We have also included a selection of several articles previously published in IJURR which speak to the themes of racial exclusion and struggles for justice on the urban terrain, and these are free to view for the next three months. These articles demonstrate discourses around race and marginality that have animated debates in urban studies over nearly thirty years. Among these is Loic Wacquant’s exposition on the study of the American Ghetto which sparked significant debate around epistemologies of race, place, and power. They also give a sense of breadth of how scholars have conceptualized contestation, from riots to musical expression.

Liza Weinstein
IJURR Interventions Editor

Meghan Doran
Assistant Interventions Editor
September 2017

Colonialism, Urbanism, and the World Economy
King, Anthony D.

‘This is a lot like the Bronx, isn’t it?’ Lived Experiences of Marginality in an Argentine Slum.
Auyero, Javier

Three Pernicious Premises in the Study of the American Ghetto
Wacquant, Loic J. D.

Unruly Strangers? The 2001 Urban Riots in Britain
Amin, Ash

Neoliberalism, Race and the Redefining of Urban Redevelopment
Mele, Christopher

Rebels Without a Pause: Hip-hop and Resistance in the City
LaMotte, Martin
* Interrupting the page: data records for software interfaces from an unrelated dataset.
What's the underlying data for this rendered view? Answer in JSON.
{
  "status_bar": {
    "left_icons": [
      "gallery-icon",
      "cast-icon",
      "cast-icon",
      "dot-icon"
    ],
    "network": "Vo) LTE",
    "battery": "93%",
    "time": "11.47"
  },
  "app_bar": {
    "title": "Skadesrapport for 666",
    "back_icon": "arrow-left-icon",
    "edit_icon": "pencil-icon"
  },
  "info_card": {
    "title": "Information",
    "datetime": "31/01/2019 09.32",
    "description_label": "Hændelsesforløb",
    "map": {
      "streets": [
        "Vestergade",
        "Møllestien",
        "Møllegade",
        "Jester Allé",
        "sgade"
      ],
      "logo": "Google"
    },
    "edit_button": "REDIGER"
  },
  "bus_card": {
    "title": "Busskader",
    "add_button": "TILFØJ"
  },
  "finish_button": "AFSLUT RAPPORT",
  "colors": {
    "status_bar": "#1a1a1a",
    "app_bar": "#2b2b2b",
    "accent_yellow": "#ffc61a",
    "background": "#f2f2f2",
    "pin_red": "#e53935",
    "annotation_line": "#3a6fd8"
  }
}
This is an open access essay under the terms of the Creative Commons Attribution-NonCommercial-NoDerivs License, which permits use and distribution in any medium, provided the original work is properly cited, the use is non-commercial and no modifications or adaptations are made.